Dataset entries »
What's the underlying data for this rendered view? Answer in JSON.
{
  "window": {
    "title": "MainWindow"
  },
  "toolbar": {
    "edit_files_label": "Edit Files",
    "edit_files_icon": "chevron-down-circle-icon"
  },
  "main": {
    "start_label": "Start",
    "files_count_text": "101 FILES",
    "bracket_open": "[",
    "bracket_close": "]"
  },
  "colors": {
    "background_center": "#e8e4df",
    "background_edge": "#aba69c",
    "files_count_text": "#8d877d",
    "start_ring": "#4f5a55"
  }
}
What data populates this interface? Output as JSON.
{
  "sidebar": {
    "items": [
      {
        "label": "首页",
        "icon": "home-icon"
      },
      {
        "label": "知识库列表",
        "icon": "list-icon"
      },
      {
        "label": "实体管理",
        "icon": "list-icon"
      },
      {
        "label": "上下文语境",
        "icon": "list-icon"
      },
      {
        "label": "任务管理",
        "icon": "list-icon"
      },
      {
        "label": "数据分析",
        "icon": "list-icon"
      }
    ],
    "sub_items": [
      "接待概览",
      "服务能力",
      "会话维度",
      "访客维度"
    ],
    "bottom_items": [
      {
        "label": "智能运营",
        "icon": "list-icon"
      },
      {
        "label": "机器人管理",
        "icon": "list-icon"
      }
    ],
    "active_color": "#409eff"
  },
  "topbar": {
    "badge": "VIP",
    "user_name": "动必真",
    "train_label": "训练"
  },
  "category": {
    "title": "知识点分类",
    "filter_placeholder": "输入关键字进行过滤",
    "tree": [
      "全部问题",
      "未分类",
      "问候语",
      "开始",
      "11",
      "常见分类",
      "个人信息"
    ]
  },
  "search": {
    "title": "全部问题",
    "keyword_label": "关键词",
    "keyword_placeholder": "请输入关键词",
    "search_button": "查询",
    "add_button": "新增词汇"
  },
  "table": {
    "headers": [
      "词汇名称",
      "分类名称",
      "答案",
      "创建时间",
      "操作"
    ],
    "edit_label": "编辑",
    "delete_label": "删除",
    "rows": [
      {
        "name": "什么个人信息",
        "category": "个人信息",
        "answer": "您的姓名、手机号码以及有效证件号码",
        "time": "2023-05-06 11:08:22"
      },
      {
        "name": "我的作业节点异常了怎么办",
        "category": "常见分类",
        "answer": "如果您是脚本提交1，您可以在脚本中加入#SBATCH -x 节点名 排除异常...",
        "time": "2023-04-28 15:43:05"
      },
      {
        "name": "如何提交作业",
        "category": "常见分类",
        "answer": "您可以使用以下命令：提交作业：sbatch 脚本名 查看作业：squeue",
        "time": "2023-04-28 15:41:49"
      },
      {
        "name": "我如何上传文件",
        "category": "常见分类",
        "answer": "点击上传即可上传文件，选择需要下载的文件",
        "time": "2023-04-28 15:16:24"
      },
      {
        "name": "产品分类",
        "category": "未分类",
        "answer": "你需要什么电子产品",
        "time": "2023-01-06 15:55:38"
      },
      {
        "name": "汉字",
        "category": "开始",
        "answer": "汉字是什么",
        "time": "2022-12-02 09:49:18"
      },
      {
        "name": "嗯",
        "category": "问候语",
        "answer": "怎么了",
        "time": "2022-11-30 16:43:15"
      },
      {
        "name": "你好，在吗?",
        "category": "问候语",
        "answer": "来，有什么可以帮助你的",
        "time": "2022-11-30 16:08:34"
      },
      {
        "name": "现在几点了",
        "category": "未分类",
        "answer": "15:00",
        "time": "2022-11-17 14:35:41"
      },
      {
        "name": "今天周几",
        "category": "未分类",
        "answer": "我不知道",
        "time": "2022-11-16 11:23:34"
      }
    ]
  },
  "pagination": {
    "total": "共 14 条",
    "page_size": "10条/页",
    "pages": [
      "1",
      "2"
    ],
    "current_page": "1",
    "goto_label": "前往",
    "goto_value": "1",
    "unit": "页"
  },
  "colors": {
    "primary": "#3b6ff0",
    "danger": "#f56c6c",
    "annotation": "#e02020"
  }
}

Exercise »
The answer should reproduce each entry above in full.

Output of the task »
What's the underlying data for this rendered view? Answer in JSON.
{
  "window": {
    "title": "MainWindow"
  },
  "toolbar": {
    "edit_files_label": "Edit Files",
    "edit_files_icon": "chevron-down-circle-icon"
  },
  "main": {
    "start_label": "Start",
    "files_count_text": "101 FILES",
    "bracket_open": "[",
    "bracket_close": "]"
  },
  "colors": {
    "background_center": "#e8e4df",
    "background_edge": "#aba69c",
    "files_count_text": "#8d877d",
    "start_ring": "#4f5a55"
  }
}
What data populates this interface? Output as JSON.
{
  "sidebar": {
    "items": [
      {
        "label": "首页",
        "icon": "home-icon"
      },
      {
        "label": "知识库列表",
        "icon": "list-icon"
      },
      {
        "label": "实体管理",
        "icon": "list-icon"
      },
      {
        "label": "上下文语境",
        "icon": "list-icon"
      },
      {
        "label": "任务管理",
        "icon": "list-icon"
      },
      {
        "label": "数据分析",
        "icon": "list-icon"
      }
    ],
    "sub_items": [
      "接待概览",
      "服务能力",
      "会话维度",
      "访客维度"
    ],
    "bottom_items": [
      {
        "label": "智能运营",
        "icon": "list-icon"
      },
      {
        "label": "机器人管理",
        "icon": "list-icon"
      }
    ],
    "active_color": "#409eff"
  },
  "topbar": {
    "badge": "VIP",
    "user_name": "动必真",
    "train_label": "训练"
  },
  "category": {
    "title": "知识点分类",
    "filter_placeholder": "输入关键字进行过滤",
    "tree": [
      "全部问题",
      "未分类",
      "问候语",
      "开始",
      "11",
      "常见分类",
      "个人信息"
    ]
  },
  "search": {
    "title": "全部问题",
    "keyword_label": "关键词",
    "keyword_placeholder": "请输入关键词",
    "search_button": "查询",
    "add_button": "新增词汇"
  },
  "table": {
    "headers": [
      "词汇名称",
      "分类名称",
      "答案",
      "创建时间",
      "操作"
    ],
    "edit_label": "编辑",
    "delete_label": "删除",
    "rows": [
      {
        "name": "什么个人信息",
        "category": "个人信息",
        "answer": "您的姓名、手机号码以及有效证件号码",
        "time": "2023-05-06 11:08:22"
      },
      {
        "name": "我的作业节点异常了怎么办",
        "category": "常见分类",
        "answer": "如果您是脚本提交1，您可以在脚本中加入#SBATCH -x 节点名 排除异常...",
        "time": "2023-04-28 15:43:05"
      },
      {
        "name": "如何提交作业",
        "category": "常见分类",
        "answer": "您可以使用以下命令：提交作业：sbatch 脚本名 查看作业：squeue",
        "time": "2023-04-28 15:41:49"
      },
      {
        "name": "我如何上传文件",
        "category": "常见分类",
        "answer": "点击上传即可上传文件，选择需要下载的文件",
        "time": "2023-04-28 15:16:24"
      },
      {
        "name": "产品分类",
        "category": "未分类",
        "answer": "你需要什么电子产品",
        "time": "2023-01-06 15:55:38"
      },
      {
        "name": "汉字",
        "category": "开始",
        "answer": "汉字是什么",
        "time": "2022-12-02 09:49:18"
      },
      {
        "name": "嗯",
        "category": "问候语",
        "answer": "怎么了",
        "time": "2022-11-30 16:43:15"
      },
      {
        "name": "你好，在吗?",
        "category": "问候语",
        "answer": "来，有什么可以帮助你的",
        "time": "2022-11-30 16:08:34"
      },
      {
        "name": "现在几点了",
        "category": "未分类",
        "answer": "15:00",
        "time": "2022-11-17 14:35:41"
      },
      {
        "name": "今天周几",
        "category": "未分类",
        "answer": "我不知道",
        "time": "2022-11-16 11:23:34"
      }
    ]
  },
  "pagination": {
    "total": "共 14 条",
    "page_size": "10条/页",
    "pages": [
      "1",
      "2"
    ],
    "current_page": "1",
    "goto_label": "前往",
    "goto_value": "1",
    "unit": "页"
  },
  "colors": {
    "primary": "#3b6ff0",
    "danger": "#f56c6c",
    "annotation": "#e02020"
  }
}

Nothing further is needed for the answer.